Bobby v. Bies

In Bobby v. Bies, 556 U.S. 825, 129 S. Ct. 2145, 173 L. Ed. 2d 1173 (2009), the United States Supreme Court addressed a similar issue. Michael Bies was tried and convicted in Ohio of the aggravated murder, kidnapping, and attempted rape of a ten-year-old boy nearly one decade prior to the Court's decision in Atkins v. Virginia. Bies' IQ fell in the 65 to 75 range, indicating that he is "mildly mentally retarded to borderline mentally retarded." Id. at 2149-50. On postconviction review, the trial court agreed that Bies was mildly mentally retarded, but concluded that he was still eligible for execution. Id. at 2150. After the Supreme Court issued Atkins, and the Ohio Supreme Court adopted it in State v. Lott, 97 Ohio St. 3d 303, 2002 Ohio 6625, 779 N.E.2d 1011(Ohio 2002), Bies presented his Atkins claim to the state's postconviction court. Id. Bies moved for summary judgment, arguing that the record established his mental retardation and that the State was precluded and estopped from disputing it. Id. The court denied summary judgment because Bies' mental retardation had not been established under the Atkins-Lott framework, and ordered a full hearing.
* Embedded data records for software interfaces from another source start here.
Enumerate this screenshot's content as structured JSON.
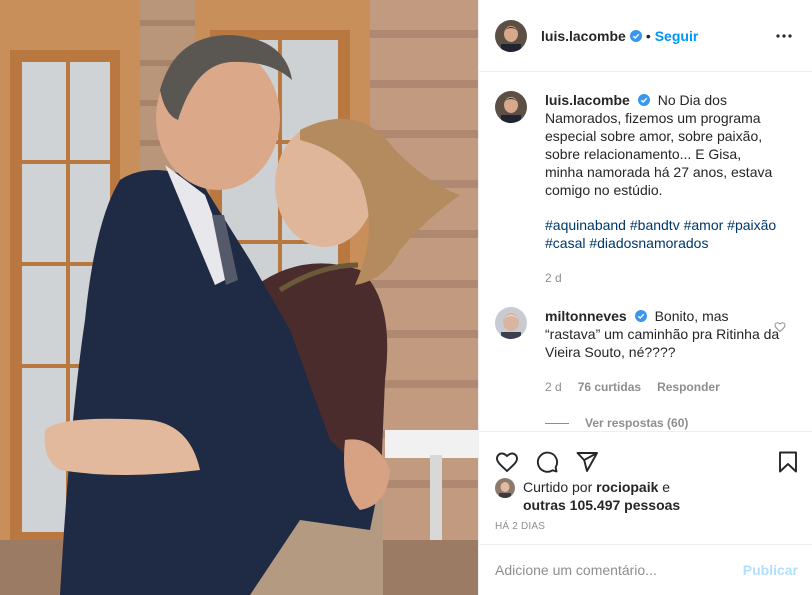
{
  "post": {
    "author": "luis.lacombe",
    "follow_label": "Seguir",
    "separator": "•",
    "caption_text": "No Dia dos Namorados, fizemos um programa especial sobre amor, sobre paixão, sobre relacionamento... E Gisa, minha namorada há 27 anos, estava comigo no estúdio.",
    "hashtags": [
      "#aquinaband",
      "#bandtv",
      "#amor",
      "#paixão",
      "#casal",
      "#diadosnamorados"
    ],
    "caption_age": "2 d"
  },
  "comment": {
    "author": "miltonneves",
    "text": "Bonito, mas “rastava” um caminhão pra Ritinha da Vieira Souto, né????",
    "age": "2 d",
    "likes": "76 curtidas",
    "reply_label": "Responder",
    "view_replies": "Ver respostas (60)"
  },
  "likes": {
    "prefix": "Curtido por",
    "user": "rociopaik",
    "conjunction": "e",
    "others": "outras 105.497 pessoas"
  },
  "timestamp": "HÁ 2 DIAS",
  "add_comment": {
    "placeholder": "Adicione um comentário...",
    "publish_label": "Publicar"
  },
  "colors": {
    "accent": "#0095f6",
    "hashtag": "#00376b",
    "muted": "#8e8e8e",
    "publish_disabled": "#b2dffc"
  },
  "icons": [
    "verified-icon",
    "more-options-icon",
    "heart-icon",
    "comment-icon",
    "share-icon",
    "bookmark-icon"
  ]
}
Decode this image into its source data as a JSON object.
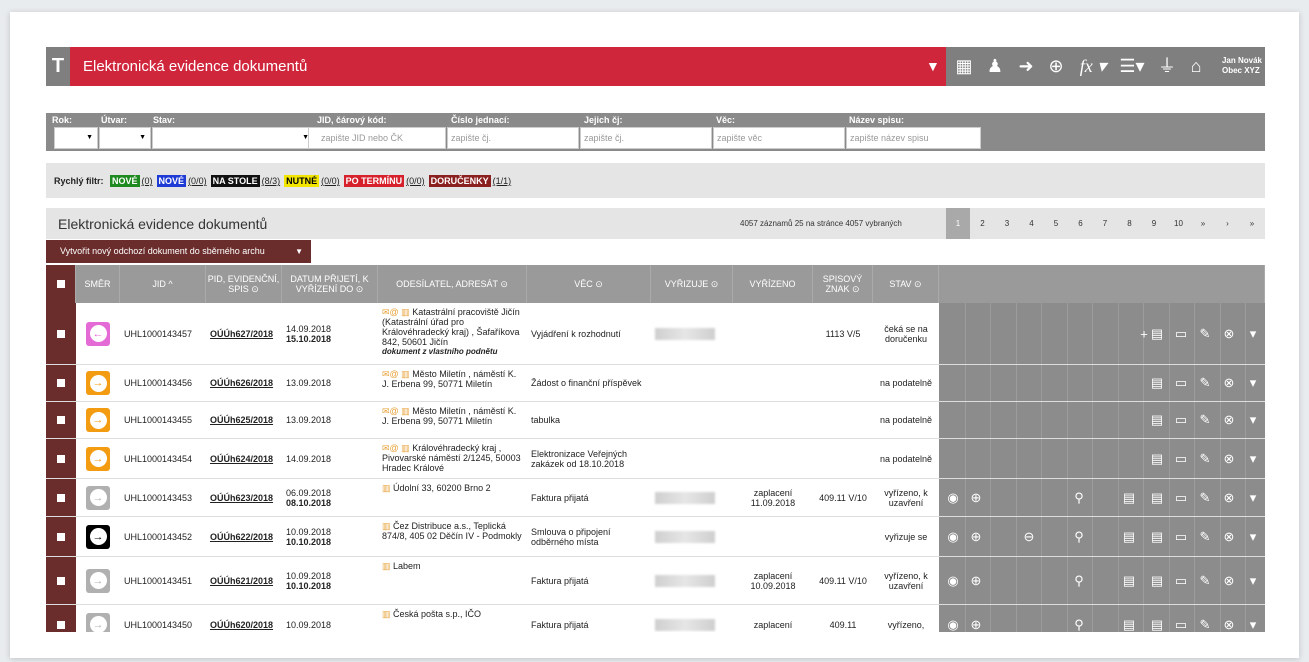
{
  "header": {
    "logo": "T",
    "title": "Elektronická evidence dokumentů",
    "user_name": "Jan Novák",
    "user_org": "Obec XYZ"
  },
  "filters": {
    "rok_label": "Rok:",
    "utvar_label": "Útvar:",
    "stav_label": "Stav:",
    "jid_label": "JID, čárový kód:",
    "jid_placeholder": "zapište JID nebo ČK",
    "cj_label": "Číslo jednací:",
    "cj_placeholder": "zapište čj.",
    "jejich_label": "Jejich čj:",
    "jejich_placeholder": "zapište čj.",
    "vec_label": "Věc:",
    "vec_placeholder": "zapište věc",
    "spis_label": "Název spisu:",
    "spis_placeholder": "zapište název spisu"
  },
  "quick_filter": {
    "label": "Rychlý filtr:",
    "items": [
      {
        "label": "NOVÉ",
        "count": "(0)",
        "bg": "#1f8a1f",
        "fg": "#ffffff"
      },
      {
        "label": "NOVÉ",
        "count": "(0/0)",
        "bg": "#1f3bd6",
        "fg": "#ffffff"
      },
      {
        "label": "NA STOLE",
        "count": "(8/3)",
        "bg": "#111111",
        "fg": "#ffffff"
      },
      {
        "label": "NUTNÉ",
        "count": "(0/0)",
        "bg": "#f2e600",
        "fg": "#000000"
      },
      {
        "label": "PO TERMÍNU",
        "count": "(0/0)",
        "bg": "#d6202c",
        "fg": "#ffffff"
      },
      {
        "label": "DORUČENKY",
        "count": "(1/1)",
        "bg": "#8b2020",
        "fg": "#ffffff"
      }
    ]
  },
  "list": {
    "title": "Elektronická evidence dokumentů",
    "info": "4057 záznamů   25 na stránce   4057 vybraných",
    "pages": [
      "1",
      "2",
      "3",
      "4",
      "5",
      "6",
      "7",
      "8",
      "9",
      "10",
      "»",
      "›",
      "»"
    ],
    "new_button": "Vytvořit nový odchozí dokument do sběrného archu"
  },
  "columns": {
    "smer": "SMĚR",
    "jid": "JID ^",
    "pid": "PID, EVIDENČNÍ, SPIS ⊙",
    "datum": "DATUM PŘIJETÍ, K VYŘÍZENÍ DO ⊙",
    "odesilatel": "ODESÍLATEL, ADRESÁT ⊙",
    "vec": "VĚC ⊙",
    "vyrizuje": "VYŘIZUJE ⊙",
    "vyrizeno": "VYŘÍZENO",
    "znak": "SPISOVÝ ZNAK ⊙",
    "stav": "STAV ⊙"
  },
  "rows": [
    {
      "dir_color": "#e46ad6",
      "dir_symbol": "←",
      "jid": "UHL1000143457",
      "pid": "OÚÚh627/2018",
      "date1": "14.09.2018",
      "date2": "15.10.2018",
      "sender": "Katastrální pracoviště Jičín (Katastrální úřad pro Královéhradecký kraj) , Šafaříkova 842, 50601 Jičín",
      "sender_note": "dokument z vlastního podnětu",
      "subject": "Vyjádření k rozhodnutí",
      "vyrizeno": "",
      "znak": "1113 V/5",
      "stav": "čeká se na doručenku"
    },
    {
      "dir_color": "#f39c12",
      "dir_symbol": "→",
      "jid": "UHL1000143456",
      "pid": "OÚÚh626/2018",
      "date1": "13.09.2018",
      "date2": "",
      "sender": "Město Miletín , náměstí K. J. Erbena 99, 50771 Miletín",
      "sender_note": "",
      "subject": "Žádost o finanční příspěvek",
      "vyrizeno": "",
      "znak": "",
      "stav": "na podatelně"
    },
    {
      "dir_color": "#f39c12",
      "dir_symbol": "→",
      "jid": "UHL1000143455",
      "pid": "OÚÚh625/2018",
      "date1": "13.09.2018",
      "date2": "",
      "sender": "Město Miletín , náměstí K. J. Erbena 99, 50771 Miletín",
      "sender_note": "",
      "subject": "tabulka",
      "vyrizeno": "",
      "znak": "",
      "stav": "na podatelně"
    },
    {
      "dir_color": "#f39c12",
      "dir_symbol": "→",
      "jid": "UHL1000143454",
      "pid": "OÚÚh624/2018",
      "date1": "14.09.2018",
      "date2": "",
      "sender": "Královéhradecký kraj , Pivovarské náměstí 2/1245, 50003 Hradec Králové",
      "sender_note": "",
      "subject": "Elektronizace Veřejných zakázek od 18.10.2018",
      "vyrizeno": "",
      "znak": "",
      "stav": "na podatelně"
    },
    {
      "dir_color": "#b0b0b0",
      "dir_symbol": "→",
      "jid": "UHL1000143453",
      "pid": "OÚÚh623/2018",
      "date1": "06.09.2018",
      "date2": "08.10.2018",
      "sender": "Údolní 33, 60200 Brno 2",
      "sender_note": "",
      "subject": "Faktura přijatá",
      "vyrizeno": "zaplacení 11.09.2018",
      "znak": "409.11 V/10",
      "stav": "vyřízeno, k uzavření"
    },
    {
      "dir_color": "#000000",
      "dir_symbol": "→",
      "jid": "UHL1000143452",
      "pid": "OÚÚh622/2018",
      "date1": "10.09.2018",
      "date2": "10.10.2018",
      "sender": "Čez Distribuce a.s., Teplická 874/8, 405 02 Děčín IV - Podmokly",
      "sender_note": "",
      "subject": "Smlouva o připojení odběrného místa",
      "vyrizeno": "",
      "znak": "",
      "stav": "vyřizuje se"
    },
    {
      "dir_color": "#b0b0b0",
      "dir_symbol": "→",
      "jid": "UHL1000143451",
      "pid": "OÚÚh621/2018",
      "date1": "10.09.2018",
      "date2": "10.10.2018",
      "sender": "Labem",
      "sender_note": "",
      "subject": "Faktura přijatá",
      "vyrizeno": "zaplacení 10.09.2018",
      "znak": "409.11 V/10",
      "stav": "vyřízeno, k uzavření"
    },
    {
      "dir_color": "#b0b0b0",
      "dir_symbol": "→",
      "jid": "UHL1000143450",
      "pid": "OÚÚh620/2018",
      "date1": "10.09.2018",
      "date2": "",
      "sender": "Česká pošta s.p., IČO",
      "sender_note": "",
      "subject": "Faktura přijatá",
      "vyrizeno": "zaplacení",
      "znak": "409.11",
      "stav": "vyřízeno,"
    }
  ]
}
Id. at 2151. Bies took his claim to the Federal District Court, arguing that the Fifth Amendment's Double Jeopardy Clause barred the State from relitigating the issue of his mental condition. The court agreed and ordered vacation of Bies' death sentence. The Court of Appeals affirmed. Id. The Supreme Court reversed, stating that "[t]he State did not 'twice put Bies in jeopardy.'" Id. Further, the court stated that no state-court determination of his mental retardation entitled him to a life sentence. Id. at 2152.